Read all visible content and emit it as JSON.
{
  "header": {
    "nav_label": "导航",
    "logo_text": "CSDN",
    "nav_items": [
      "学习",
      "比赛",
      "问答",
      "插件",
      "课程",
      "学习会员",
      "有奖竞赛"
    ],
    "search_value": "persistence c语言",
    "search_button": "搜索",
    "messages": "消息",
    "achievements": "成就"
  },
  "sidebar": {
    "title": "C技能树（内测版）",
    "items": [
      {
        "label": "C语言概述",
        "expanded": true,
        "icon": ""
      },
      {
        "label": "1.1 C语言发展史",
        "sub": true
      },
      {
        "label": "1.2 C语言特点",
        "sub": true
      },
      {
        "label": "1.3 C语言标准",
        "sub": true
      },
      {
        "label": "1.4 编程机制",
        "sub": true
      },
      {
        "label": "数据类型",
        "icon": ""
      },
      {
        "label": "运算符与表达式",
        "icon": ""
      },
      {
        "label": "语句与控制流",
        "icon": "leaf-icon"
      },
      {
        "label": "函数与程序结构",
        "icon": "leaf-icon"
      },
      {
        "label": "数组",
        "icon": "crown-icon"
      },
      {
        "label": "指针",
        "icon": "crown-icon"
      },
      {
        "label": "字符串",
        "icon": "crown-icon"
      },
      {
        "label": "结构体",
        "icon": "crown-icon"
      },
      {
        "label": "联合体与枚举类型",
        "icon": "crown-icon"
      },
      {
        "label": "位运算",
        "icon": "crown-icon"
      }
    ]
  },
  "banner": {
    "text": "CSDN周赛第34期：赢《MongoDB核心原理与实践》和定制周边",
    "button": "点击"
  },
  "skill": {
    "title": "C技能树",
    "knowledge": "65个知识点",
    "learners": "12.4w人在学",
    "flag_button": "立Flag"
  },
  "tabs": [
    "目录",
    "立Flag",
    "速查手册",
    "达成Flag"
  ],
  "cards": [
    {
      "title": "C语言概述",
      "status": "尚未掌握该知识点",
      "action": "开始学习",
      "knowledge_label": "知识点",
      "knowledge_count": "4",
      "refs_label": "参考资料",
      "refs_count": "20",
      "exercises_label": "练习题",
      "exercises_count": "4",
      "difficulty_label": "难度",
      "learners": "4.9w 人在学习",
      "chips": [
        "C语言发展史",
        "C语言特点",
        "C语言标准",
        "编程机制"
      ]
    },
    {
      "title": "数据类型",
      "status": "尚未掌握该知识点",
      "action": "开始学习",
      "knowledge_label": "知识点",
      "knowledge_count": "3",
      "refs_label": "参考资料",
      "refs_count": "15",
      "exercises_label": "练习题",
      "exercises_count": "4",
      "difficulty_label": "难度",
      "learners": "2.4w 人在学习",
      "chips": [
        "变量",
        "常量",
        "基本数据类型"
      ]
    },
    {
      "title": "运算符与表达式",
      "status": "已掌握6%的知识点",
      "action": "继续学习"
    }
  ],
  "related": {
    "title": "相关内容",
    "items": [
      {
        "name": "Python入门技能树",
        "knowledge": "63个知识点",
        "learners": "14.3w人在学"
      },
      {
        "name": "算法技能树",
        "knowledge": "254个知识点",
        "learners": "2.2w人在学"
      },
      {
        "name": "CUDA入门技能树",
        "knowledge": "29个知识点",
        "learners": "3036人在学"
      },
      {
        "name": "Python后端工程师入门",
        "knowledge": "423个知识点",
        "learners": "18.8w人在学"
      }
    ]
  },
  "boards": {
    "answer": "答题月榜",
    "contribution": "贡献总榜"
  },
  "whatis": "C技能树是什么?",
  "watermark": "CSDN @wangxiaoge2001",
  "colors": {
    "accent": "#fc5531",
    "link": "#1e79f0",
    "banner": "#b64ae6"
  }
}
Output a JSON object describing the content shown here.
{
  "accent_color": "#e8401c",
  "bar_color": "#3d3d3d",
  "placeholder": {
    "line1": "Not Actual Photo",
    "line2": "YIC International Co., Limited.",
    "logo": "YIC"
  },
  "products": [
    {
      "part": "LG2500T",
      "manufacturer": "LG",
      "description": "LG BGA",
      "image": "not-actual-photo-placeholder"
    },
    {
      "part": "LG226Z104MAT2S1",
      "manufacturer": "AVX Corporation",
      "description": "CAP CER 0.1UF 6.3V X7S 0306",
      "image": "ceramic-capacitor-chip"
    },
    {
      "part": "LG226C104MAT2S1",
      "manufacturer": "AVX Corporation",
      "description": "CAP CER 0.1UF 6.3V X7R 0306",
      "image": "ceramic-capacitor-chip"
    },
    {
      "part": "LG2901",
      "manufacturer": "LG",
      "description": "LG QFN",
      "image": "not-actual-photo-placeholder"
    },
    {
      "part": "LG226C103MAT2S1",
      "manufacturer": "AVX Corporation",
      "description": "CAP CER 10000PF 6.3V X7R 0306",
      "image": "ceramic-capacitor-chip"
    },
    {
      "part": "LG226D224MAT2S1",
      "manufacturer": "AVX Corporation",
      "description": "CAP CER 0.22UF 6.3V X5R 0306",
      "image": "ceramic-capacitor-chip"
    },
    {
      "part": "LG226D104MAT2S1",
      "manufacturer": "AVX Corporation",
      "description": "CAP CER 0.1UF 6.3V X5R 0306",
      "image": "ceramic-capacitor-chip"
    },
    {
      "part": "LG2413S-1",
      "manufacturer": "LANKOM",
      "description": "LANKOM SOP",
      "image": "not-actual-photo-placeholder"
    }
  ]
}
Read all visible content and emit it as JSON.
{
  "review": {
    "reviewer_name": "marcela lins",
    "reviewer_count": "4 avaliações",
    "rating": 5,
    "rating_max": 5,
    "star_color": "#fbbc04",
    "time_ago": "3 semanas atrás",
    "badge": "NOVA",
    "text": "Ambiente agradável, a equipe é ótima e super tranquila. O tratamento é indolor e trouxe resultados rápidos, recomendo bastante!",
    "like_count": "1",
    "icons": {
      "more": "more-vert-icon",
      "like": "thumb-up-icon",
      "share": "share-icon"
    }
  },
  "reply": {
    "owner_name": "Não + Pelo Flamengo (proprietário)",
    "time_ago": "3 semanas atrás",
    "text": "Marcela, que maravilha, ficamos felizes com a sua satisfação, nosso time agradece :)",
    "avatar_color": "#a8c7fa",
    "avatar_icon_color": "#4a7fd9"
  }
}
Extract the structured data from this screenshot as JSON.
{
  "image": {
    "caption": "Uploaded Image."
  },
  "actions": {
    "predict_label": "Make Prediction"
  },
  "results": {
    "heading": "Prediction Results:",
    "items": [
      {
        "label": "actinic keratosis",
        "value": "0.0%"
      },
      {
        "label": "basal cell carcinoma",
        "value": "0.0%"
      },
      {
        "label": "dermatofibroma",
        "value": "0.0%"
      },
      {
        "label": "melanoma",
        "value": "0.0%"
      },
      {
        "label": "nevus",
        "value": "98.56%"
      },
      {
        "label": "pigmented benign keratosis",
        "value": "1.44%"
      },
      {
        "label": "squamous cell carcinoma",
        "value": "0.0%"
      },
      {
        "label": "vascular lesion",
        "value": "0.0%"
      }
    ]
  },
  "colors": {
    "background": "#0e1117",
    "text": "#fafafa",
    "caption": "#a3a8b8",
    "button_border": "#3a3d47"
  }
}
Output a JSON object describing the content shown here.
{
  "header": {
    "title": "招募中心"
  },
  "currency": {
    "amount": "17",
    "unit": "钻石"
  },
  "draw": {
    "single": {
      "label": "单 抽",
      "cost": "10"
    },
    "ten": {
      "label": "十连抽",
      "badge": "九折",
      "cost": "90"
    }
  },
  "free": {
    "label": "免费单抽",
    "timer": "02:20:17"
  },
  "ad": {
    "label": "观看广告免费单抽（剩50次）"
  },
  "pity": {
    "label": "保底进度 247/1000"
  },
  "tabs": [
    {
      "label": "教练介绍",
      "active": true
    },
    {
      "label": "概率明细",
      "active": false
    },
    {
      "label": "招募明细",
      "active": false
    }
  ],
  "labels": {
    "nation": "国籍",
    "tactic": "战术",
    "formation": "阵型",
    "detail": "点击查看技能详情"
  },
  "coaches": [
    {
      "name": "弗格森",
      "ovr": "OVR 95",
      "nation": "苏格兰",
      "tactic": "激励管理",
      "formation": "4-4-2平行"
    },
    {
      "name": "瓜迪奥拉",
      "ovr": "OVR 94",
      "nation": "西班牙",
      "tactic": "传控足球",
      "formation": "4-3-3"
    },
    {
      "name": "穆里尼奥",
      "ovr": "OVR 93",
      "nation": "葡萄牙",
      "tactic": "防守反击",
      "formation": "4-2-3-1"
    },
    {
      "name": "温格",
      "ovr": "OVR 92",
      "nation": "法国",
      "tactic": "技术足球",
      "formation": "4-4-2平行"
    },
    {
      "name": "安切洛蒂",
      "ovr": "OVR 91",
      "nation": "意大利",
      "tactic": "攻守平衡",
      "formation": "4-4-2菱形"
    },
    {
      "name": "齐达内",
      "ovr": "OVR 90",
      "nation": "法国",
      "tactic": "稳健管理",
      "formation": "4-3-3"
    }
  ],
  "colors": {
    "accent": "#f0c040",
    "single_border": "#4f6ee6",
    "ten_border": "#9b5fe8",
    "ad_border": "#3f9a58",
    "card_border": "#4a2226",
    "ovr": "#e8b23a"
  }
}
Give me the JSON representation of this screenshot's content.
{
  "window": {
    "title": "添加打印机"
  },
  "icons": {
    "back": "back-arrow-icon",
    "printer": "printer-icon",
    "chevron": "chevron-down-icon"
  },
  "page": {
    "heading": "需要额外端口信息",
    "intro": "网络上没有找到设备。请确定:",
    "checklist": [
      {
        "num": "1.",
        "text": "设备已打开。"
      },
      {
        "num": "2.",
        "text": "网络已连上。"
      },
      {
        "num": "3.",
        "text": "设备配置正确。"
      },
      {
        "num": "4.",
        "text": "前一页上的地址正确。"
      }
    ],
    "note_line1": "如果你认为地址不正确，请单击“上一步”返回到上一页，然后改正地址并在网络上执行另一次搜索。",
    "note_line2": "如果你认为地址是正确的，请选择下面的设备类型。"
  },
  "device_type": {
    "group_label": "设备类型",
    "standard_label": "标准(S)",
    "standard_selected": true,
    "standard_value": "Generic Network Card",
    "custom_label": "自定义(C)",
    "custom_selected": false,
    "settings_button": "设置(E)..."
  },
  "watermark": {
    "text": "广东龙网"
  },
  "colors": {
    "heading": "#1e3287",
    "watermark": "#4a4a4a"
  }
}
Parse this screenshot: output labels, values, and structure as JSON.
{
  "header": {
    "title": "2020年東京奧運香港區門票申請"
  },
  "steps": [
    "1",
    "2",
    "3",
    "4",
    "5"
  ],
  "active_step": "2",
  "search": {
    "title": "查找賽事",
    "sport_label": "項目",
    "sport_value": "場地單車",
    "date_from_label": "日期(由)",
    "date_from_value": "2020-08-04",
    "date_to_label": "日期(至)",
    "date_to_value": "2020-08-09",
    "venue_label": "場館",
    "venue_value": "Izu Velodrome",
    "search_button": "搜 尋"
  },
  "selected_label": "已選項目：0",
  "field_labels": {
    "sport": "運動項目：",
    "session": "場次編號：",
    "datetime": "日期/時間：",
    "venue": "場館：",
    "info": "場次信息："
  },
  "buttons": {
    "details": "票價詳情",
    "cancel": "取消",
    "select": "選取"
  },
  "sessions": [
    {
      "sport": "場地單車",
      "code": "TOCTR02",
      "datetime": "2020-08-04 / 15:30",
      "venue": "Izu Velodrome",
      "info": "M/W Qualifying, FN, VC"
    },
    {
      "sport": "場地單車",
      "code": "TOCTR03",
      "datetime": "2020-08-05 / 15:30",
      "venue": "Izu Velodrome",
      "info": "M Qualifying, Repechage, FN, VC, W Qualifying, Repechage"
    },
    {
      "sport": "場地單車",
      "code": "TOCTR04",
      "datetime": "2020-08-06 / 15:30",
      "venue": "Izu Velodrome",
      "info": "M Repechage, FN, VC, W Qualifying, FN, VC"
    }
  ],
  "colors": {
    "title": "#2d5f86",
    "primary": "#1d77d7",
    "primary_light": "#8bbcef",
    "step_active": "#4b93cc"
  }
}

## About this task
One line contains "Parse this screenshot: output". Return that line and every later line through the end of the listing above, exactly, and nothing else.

## Result
Parse this screenshot: output labels, values, and structure as JSON.
{
  "header": {
    "title": "2020年東京奧運香港區門票申請"
  },
  "steps": [
    "1",
    "2",
    "3",
    "4",
    "5"
  ],
  "active_step": "2",
  "search": {
    "title": "查找賽事",
    "sport_label": "項目",
    "sport_value": "場地單車",
    "date_from_label": "日期(由)",
    "date_from_value": "2020-08-04",
    "date_to_label": "日期(至)",
    "date_to_value": "2020-08-09",
    "venue_label": "場館",
    "venue_value": "Izu Velodrome",
    "search_button": "搜 尋"
  },
  "selected_label": "已選項目：0",
  "field_labels": {
    "sport": "運動項目：",
    "session": "場次編號：",
    "datetime": "日期/時間：",
    "venue": "場館：",
    "info": "場次信息："
  },
  "buttons": {
    "details": "票價詳情",
    "cancel": "取消",
    "select": "選取"
  },
  "sessions": [
    {
      "sport": "場地單車",
      "code": "TOCTR02",
      "datetime": "2020-08-04 / 15:30",
      "venue": "Izu Velodrome",
      "info": "M/W Qualifying, FN, VC"
    },
    {
      "sport": "場地單車",
      "code": "TOCTR03",
      "datetime": "2020-08-05 / 15:30",
      "venue": "Izu Velodrome",
      "info": "M Qualifying, Repechage, FN, VC, W Qualifying, Repechage"
    },
    {
      "sport": "場地單車",
      "code": "TOCTR04",
      "datetime": "2020-08-06 / 15:30",
      "venue": "Izu Velodrome",
      "info": "M Repechage, FN, VC, W Qualifying, FN, VC"
    }
  ],
  "colors": {
    "title": "#2d5f86",
    "primary": "#1d77d7",
    "primary_light": "#8bbcef",
    "step_active": "#4b93cc"
  }
}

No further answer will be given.